Historical evidence indicates that Olympia oysters (Ostrea lurida)† are indigenous to at least three of Oregon's estuaries. Populations of O. lurida occur in Yaquina Bay, Netarts Bay, and Coos Bay, although only the population in Yaquina Bay seems likely to have been continuous since prewestern settlement. The historical occurrence of Olympia (native) oysters in Yaquina and Netarts Bays is confirmed by numerous records of fishery landings. In contrast, historic populations in Coos Bay are inferred by the presence of large shell deposits buried in sediments throughout the polyhaline (salinity > 18–30) region of the estuary. Other Oregon estuaries (such as Tillamook, Alsea, and Umpqua/Winchester Bay) may have had ambient environmental conditions suitable to support self-sustaining populations of O. lurida, but none of these estuaries are currently inhabited by natural populations, nor do they exhibit clear historical records of occupation in the past. We conducted searches of background information on many estuaries to summarize knowledge about the status of O. lurida populations in Oregon. The information presented here is based on a literature search, analysis of internal agency documents, and personal contacts with individuals most familiar with specific estuaries. As a case study, the Oregon Department of Fish & Wildlife (ODFW) repeated intertidal field surveys previously conducted in 1997 in an effort to document changes in O. lurida populations within Coos Bay. Field surveys conducted in 2006 followed methods that were similar to the 1997 intertidal surveys. Using previously published results as a baseline, we found that populations of native oysters exhibited spatial expansion throughout the mesohaline and polyhaline regions of the estuary, and that the intertidal oysters occurred at increased densities, over a wider range of sizes, and over a broader range of habitats.

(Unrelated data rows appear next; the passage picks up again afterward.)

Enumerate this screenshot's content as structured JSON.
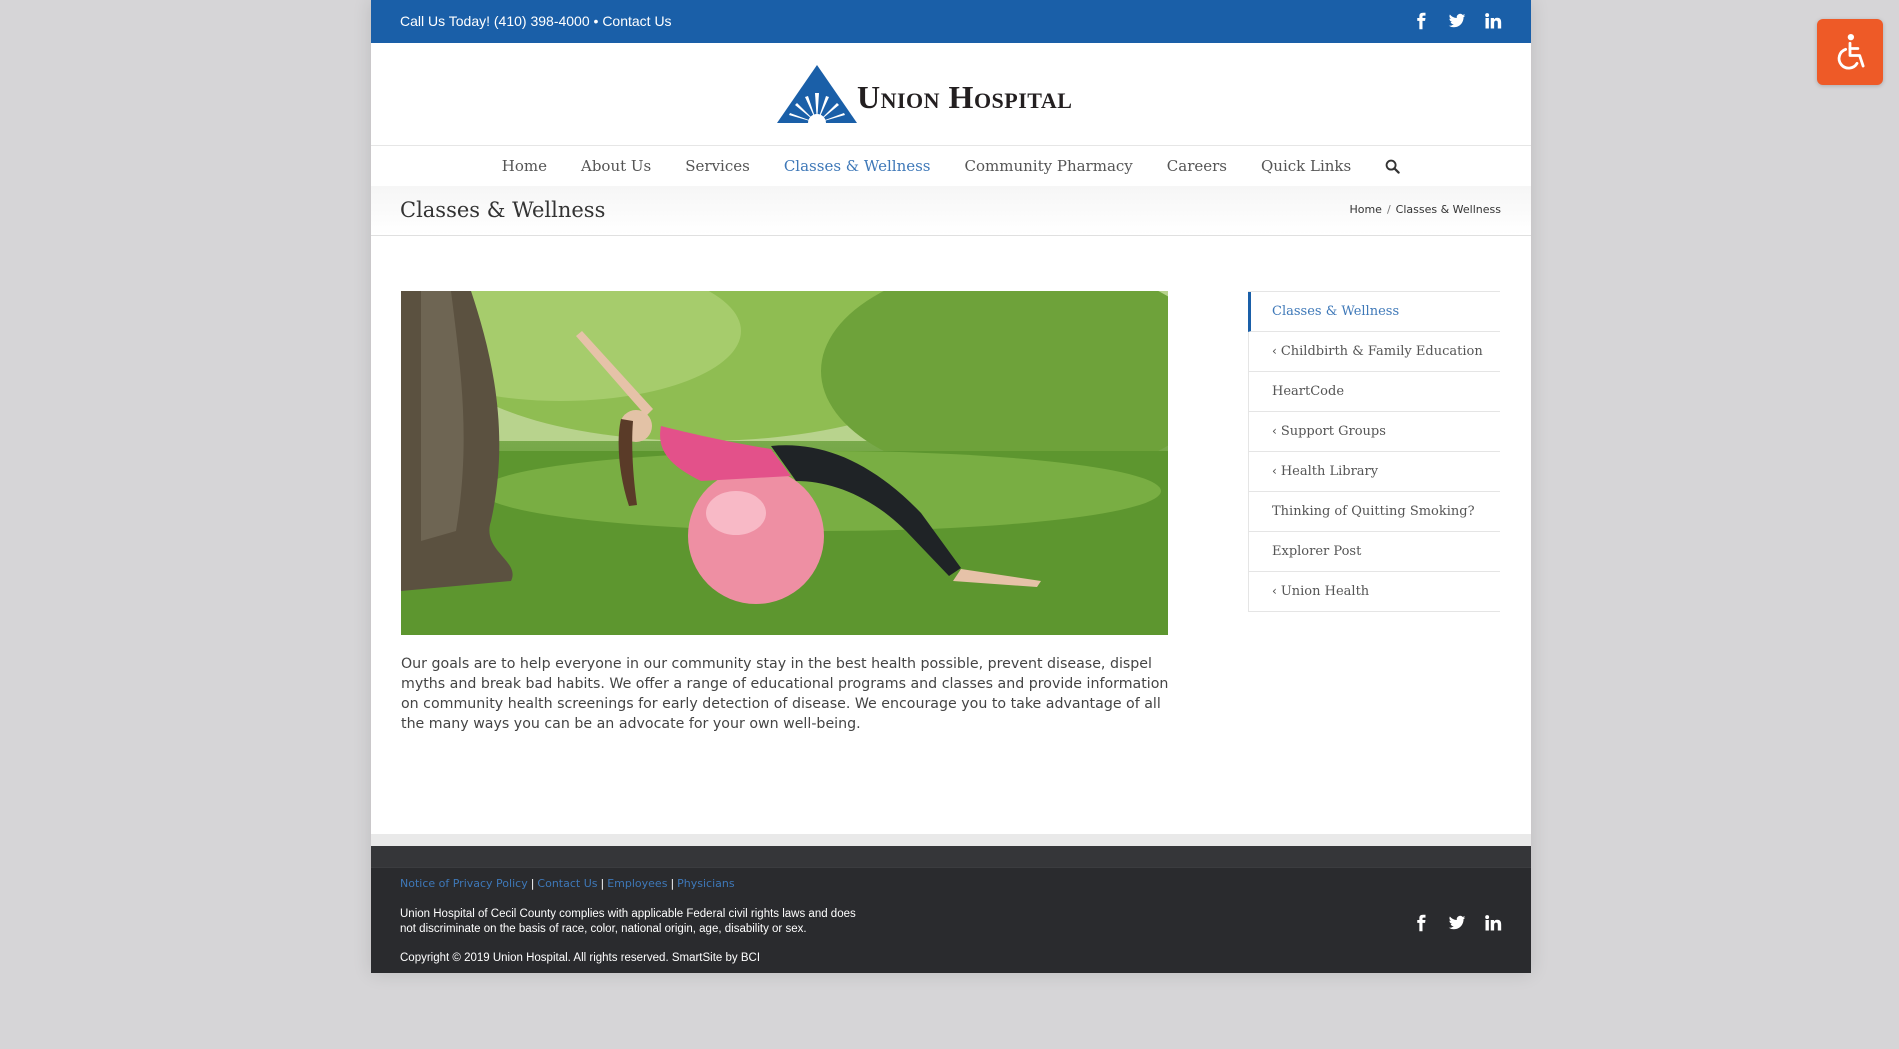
{
  "topbar": {
    "contact_text": "Call Us Today! (410) 398-4000 •",
    "contact_link": "Contact Us",
    "social": [
      "facebook-icon",
      "twitter-icon",
      "linkedin-icon"
    ]
  },
  "brand": {
    "name": "Union Hospital",
    "color_primary": "#1a5fa8",
    "color_accent": "#3e78b8"
  },
  "nav": {
    "items": [
      {
        "label": "Home",
        "active": false
      },
      {
        "label": "About Us",
        "active": false
      },
      {
        "label": "Services",
        "active": false
      },
      {
        "label": "Classes & Wellness",
        "active": true
      },
      {
        "label": "Community Pharmacy",
        "active": false
      },
      {
        "label": "Careers",
        "active": false
      },
      {
        "label": "Quick Links",
        "active": false
      }
    ],
    "search_icon": "search-icon"
  },
  "page": {
    "title": "Classes & Wellness",
    "breadcrumb": [
      "Home",
      "Classes & Wellness"
    ],
    "body": "Our goals are to help everyone in our community stay in the best health possible, prevent disease, dispel myths and break bad habits. We offer a range of educational programs and classes and provide information on community health screenings for early detection of disease. We encourage you to take advantage of all the many ways you can be an advocate for your own well-being."
  },
  "sidebar": {
    "items": [
      {
        "label": "Classes & Wellness",
        "has_children": false,
        "active": true
      },
      {
        "label": "Childbirth & Family Education",
        "has_children": true,
        "active": false
      },
      {
        "label": "HeartCode",
        "has_children": false,
        "active": false
      },
      {
        "label": "Support Groups",
        "has_children": true,
        "active": false
      },
      {
        "label": "Health Library",
        "has_children": true,
        "active": false
      },
      {
        "label": "Thinking of Quitting Smoking?",
        "has_children": false,
        "active": false
      },
      {
        "label": "Explorer Post",
        "has_children": false,
        "active": false
      },
      {
        "label": "Union Health",
        "has_children": true,
        "active": false
      }
    ]
  },
  "footer": {
    "links": [
      "Notice of Privacy Policy",
      "Contact Us",
      "Employees",
      "Physicians"
    ],
    "legal": "Union Hospital of Cecil County complies with applicable Federal civil rights laws and does not discriminate on the basis of race, color, national origin, age, disability or sex.",
    "copyright": "Copyright © 2019 Union Hospital. All rights reserved. SmartSite by BCI"
  },
  "accessibility": {
    "icon": "wheelchair-icon",
    "color": "#ee5a27"
  }
}
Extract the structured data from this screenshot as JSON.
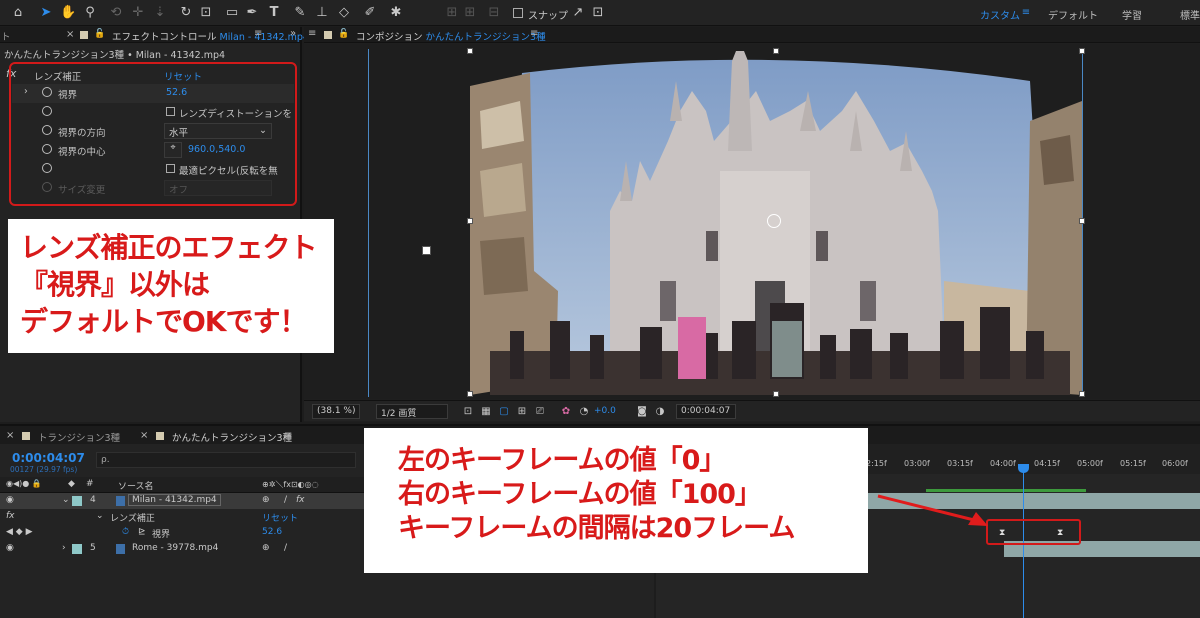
{
  "toolbar": {
    "snap_label": "スナップ",
    "workspaces": [
      "カスタム",
      "デフォルト",
      "学習",
      "標準"
    ]
  },
  "effect_panel": {
    "tab_prefix": "ト",
    "tab_label": "エフェクトコントロール",
    "tab_file": "Milan - 41342.mp4",
    "layer_path": "かんたんトランジション3種 • Milan - 41342.mp4",
    "effect_name": "レンズ補正",
    "reset_label": "リセット",
    "rows": {
      "fov_label": "視界",
      "fov_value": "52.6",
      "distortion_checkbox": "レンズディストーションを",
      "direction_label": "視界の方向",
      "direction_value": "水平",
      "center_label": "視界の中心",
      "center_value": "960.0,540.0",
      "optimal_checkbox": "最適ピクセル(反転を無",
      "resize_label": "サイズ変更",
      "resize_value": "オフ"
    }
  },
  "annotation_left": {
    "line1": "レンズ補正のエフェクト",
    "line2": "『視界』以外は",
    "line3": "デフォルトでOKです！"
  },
  "annotation_right": {
    "line1": "左のキーフレームの値「0」",
    "line2": "右のキーフレームの値「100」",
    "line3": "キーフレームの間隔は20フレーム"
  },
  "comp_panel": {
    "tab_label": "コンポジション",
    "tab_comp_name": "かんたんトランジション3種",
    "zoom": "(38.1 %)",
    "resolution": "1/2 画質",
    "exposure": "+0.0",
    "timecode": "0:00:04:07"
  },
  "timeline": {
    "tabs": [
      "トランジション3種",
      "かんたんトランジション3種"
    ],
    "timecode": "0:00:04:07",
    "fps": "00127 (29.97 fps)",
    "search_placeholder": "ρ.",
    "source_header": "ソース名",
    "ruler": [
      "2:15f",
      "03:00f",
      "03:15f",
      "04:00f",
      "04:15f",
      "05:00f",
      "05:15f",
      "06:00f"
    ],
    "layers": [
      {
        "num": "4",
        "name": "Milan - 41342.mp4"
      },
      {
        "num": "5",
        "name": "Rome - 39778.mp4"
      }
    ],
    "effect_row": "レンズ補正",
    "effect_reset": "リセット",
    "fov_label": "視界",
    "fov_value": "52.6"
  }
}
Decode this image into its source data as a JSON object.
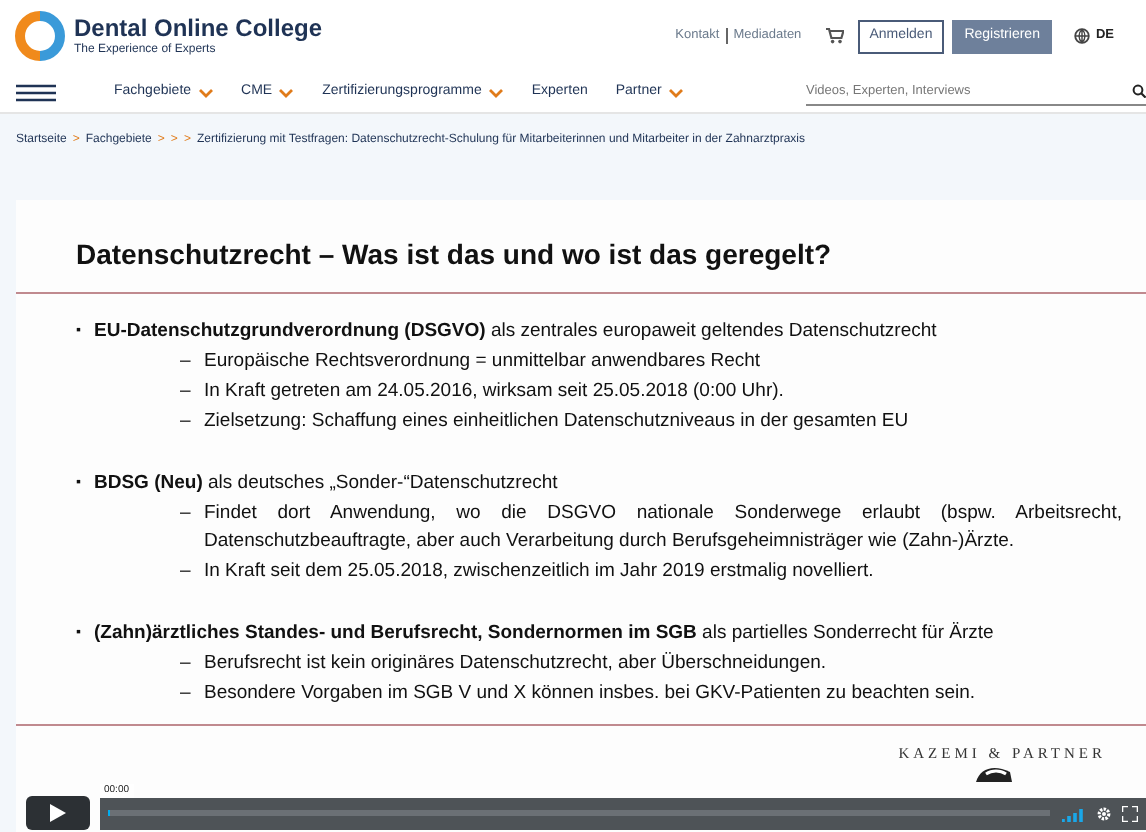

Further recovery of O. lurida populations in other regions of Coos Bay is most likely limited by the availability of suitable substratum for attachment and growth of the juvenile oysters.
You have requested a machine translation of selected content from our databases. This functionality is provided solely for your convenience and is in no way intended to replace human translation. Neither BioOne nor the owners and publishers of the content make, and they explicitly disclaim, any express or implied representations or warranties of any kind, including, without limitation, representations and warranties as to the functionality of the translation feature or the accuracy or completeness of the translations.
Translations are not retained in our system. Your use of this feature and the translations is subject to all use restrictions contained in the Terms and Conditions of Use of the BioOne website.